The fees stem from the city's permit fee structure, which charges $5 per $1,000 of building value for residential structures and $8 per $1K of building value for commercial structures. Pollack Shores officials contend in documents that, despite applying to develop the apartments under a stick-built residential code, Sandy Springs charged Pollack Shores its commercial permit fee, and did so without any clear indication of what constitutes a commercial or residential project.

“With no standards or criteria to govern the process for computing the building permit fees for the Permits, [Sandy Springs Community Development Director Michelle] Alexander and City officials have unfettered direction to compute building permit fees without sufficient legislative restraint and guidance,” Pollack Shores officials state in the suit.

Sandy Springs denied Pollack Shores' allegations in court documents and contends that International Building Codes the city uses determine that any structure beyond one- and two-family dwellings would be considered commercial and charged the higher permit rate under the city's rules.

The city stated commercial project inspectors "have greater training requirements and different qualifications than residential inspectors.” Over the past five years, every apartment project approved in Sandy Springs has held a commercial designation, city officials claim.

Pollack Shores' lawsuit — which asks a judge to rule without a jury — stems from a May 11 Sandy Springs Board of Appeals hearing in which the board unanimously upheld the city's stand on the fees.

Sandy Springs officials declined to comment, and Pollack Shores officials did not respond to media requests.

“I think it's really going to hinge on the publication of the building permit fee chart and the record before the court,” Sellers said. Sellers has no involvement in the case, but reviewed the filings for Bisnow.

She said the building permit document Pollack Shores received from the city in May states that the permit fees are based on a building's use, and Pollack Shores was already using a per-square-foot cost estimate from the International Building Code that shows it was seeking a residential, multifamily project.

The fee chart does not refer to the type of construction, but instead the type of use, Sellers said. In the end, Sandy Springs should have been clearer in what constituted use in the fee permit document.

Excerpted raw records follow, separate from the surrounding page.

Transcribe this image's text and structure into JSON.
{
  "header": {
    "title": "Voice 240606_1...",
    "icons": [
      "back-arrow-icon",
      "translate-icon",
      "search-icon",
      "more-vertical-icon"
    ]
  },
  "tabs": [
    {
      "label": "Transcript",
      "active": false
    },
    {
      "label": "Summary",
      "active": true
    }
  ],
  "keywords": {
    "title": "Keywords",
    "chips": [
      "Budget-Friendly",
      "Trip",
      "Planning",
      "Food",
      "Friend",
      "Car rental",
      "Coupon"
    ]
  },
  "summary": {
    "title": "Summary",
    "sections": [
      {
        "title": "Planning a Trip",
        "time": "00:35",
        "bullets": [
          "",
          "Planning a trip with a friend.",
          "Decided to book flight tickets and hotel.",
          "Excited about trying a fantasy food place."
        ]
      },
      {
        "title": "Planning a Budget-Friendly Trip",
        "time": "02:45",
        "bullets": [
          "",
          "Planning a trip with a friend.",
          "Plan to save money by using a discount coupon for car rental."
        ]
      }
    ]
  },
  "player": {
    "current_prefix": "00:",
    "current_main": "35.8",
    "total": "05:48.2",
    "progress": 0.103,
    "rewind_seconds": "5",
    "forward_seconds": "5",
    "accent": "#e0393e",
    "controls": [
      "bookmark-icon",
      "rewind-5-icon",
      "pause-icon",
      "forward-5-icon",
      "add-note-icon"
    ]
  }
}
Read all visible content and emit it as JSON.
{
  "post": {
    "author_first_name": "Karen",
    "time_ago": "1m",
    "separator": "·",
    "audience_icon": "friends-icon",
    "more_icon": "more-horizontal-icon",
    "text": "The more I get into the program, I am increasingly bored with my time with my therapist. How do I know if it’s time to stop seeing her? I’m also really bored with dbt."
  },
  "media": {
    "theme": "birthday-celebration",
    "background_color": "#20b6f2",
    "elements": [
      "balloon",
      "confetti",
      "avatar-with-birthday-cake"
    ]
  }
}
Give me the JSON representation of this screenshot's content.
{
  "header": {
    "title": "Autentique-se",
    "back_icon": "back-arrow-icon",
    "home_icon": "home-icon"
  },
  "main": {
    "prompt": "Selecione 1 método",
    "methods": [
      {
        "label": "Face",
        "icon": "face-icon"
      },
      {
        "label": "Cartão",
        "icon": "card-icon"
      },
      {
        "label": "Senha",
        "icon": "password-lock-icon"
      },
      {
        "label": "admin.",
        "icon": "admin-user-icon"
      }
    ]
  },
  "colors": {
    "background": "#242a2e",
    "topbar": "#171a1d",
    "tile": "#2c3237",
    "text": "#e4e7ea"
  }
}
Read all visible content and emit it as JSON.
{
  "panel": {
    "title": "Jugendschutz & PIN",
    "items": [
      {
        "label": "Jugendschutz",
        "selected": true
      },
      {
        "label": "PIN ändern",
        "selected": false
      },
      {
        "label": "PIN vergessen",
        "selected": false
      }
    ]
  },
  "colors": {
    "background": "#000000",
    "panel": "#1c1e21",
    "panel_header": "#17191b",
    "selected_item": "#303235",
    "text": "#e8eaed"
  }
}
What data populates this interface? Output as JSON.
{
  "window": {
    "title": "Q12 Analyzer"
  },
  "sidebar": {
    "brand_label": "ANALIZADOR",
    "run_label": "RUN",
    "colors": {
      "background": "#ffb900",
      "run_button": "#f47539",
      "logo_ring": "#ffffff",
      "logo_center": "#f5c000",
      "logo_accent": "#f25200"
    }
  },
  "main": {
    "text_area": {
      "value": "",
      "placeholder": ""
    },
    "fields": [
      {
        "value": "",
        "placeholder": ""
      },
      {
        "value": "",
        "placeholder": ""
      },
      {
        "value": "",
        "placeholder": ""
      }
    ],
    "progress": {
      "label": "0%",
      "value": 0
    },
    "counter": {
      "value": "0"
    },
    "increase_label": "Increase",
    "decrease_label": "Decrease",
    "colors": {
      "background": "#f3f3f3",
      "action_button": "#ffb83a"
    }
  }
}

"I think Pollack Shores raises a valid dispute," she said. "The use of these three buildings is residential, not commercial use."

The court proceedings are early on, and the time frame this could take to reach a verdict is up in the air, Sellers said.